### INSTRUCTIONS FOR THE TASK
Line by line, please look for the word "watermark" in the following records, then copy each line you find it in.

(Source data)
——

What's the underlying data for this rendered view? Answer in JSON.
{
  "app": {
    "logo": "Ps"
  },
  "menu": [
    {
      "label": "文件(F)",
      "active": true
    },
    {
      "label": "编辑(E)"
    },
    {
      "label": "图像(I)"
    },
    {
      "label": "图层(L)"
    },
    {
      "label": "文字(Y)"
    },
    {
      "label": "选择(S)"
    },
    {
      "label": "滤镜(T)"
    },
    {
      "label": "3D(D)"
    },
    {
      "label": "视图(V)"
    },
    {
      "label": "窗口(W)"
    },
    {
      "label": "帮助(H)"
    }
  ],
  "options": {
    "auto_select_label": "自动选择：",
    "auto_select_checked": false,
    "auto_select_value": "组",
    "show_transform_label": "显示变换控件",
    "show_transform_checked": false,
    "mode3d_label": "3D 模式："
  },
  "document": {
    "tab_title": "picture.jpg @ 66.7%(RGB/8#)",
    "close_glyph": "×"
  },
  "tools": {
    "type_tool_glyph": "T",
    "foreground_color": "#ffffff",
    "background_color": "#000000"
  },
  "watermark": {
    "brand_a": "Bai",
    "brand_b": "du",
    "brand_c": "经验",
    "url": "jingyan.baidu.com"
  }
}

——

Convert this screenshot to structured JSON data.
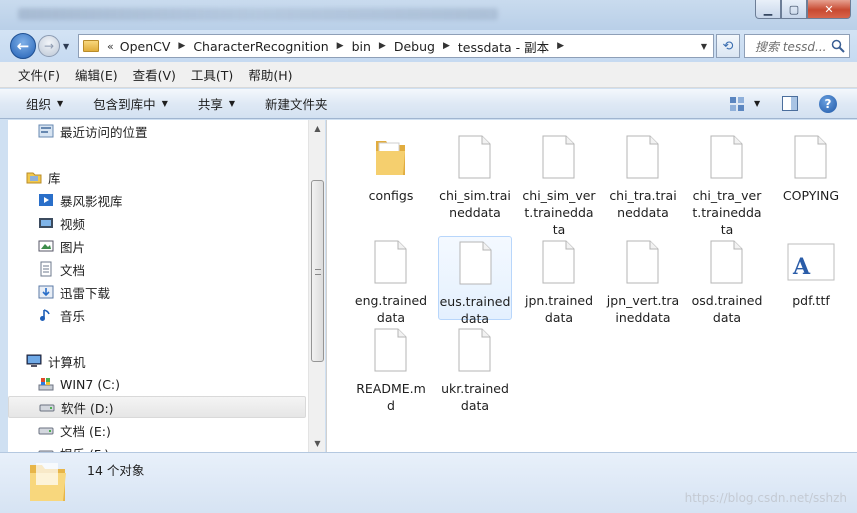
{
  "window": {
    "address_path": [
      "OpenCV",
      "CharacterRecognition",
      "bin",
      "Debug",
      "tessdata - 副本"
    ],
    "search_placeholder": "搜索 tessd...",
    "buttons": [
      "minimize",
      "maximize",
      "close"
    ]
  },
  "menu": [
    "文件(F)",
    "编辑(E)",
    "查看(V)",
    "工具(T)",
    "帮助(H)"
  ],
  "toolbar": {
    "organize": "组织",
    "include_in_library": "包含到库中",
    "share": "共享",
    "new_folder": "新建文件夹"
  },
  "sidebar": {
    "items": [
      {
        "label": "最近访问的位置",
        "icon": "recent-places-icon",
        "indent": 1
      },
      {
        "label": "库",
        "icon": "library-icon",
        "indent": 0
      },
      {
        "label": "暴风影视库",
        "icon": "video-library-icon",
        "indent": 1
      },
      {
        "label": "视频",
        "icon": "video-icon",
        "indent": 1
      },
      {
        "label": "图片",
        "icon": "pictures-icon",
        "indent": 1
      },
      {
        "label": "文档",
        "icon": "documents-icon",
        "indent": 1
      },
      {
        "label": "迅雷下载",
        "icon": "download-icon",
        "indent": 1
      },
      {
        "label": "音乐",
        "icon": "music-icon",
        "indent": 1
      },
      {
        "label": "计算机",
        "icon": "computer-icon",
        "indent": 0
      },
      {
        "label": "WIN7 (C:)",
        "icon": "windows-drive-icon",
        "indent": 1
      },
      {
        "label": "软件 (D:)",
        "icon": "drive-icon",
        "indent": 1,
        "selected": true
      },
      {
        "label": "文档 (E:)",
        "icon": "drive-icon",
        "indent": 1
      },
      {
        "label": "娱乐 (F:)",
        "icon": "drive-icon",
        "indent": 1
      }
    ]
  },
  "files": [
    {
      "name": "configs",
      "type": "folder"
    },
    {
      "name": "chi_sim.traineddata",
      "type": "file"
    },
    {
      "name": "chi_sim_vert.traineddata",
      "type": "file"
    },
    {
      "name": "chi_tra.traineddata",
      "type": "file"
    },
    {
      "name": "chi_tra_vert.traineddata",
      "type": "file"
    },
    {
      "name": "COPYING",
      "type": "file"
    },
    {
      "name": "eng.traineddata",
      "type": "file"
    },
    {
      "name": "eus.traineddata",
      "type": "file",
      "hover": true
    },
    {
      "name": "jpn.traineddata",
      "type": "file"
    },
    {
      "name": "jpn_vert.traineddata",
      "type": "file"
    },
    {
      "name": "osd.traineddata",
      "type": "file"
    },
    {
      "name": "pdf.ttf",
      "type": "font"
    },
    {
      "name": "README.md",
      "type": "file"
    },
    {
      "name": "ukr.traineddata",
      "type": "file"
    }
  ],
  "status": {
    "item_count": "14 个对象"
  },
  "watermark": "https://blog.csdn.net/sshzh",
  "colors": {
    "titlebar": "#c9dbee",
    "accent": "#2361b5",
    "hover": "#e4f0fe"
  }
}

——

### REPLY
  "watermark": {
  "watermark": "https://blog.csdn.net/sshzh",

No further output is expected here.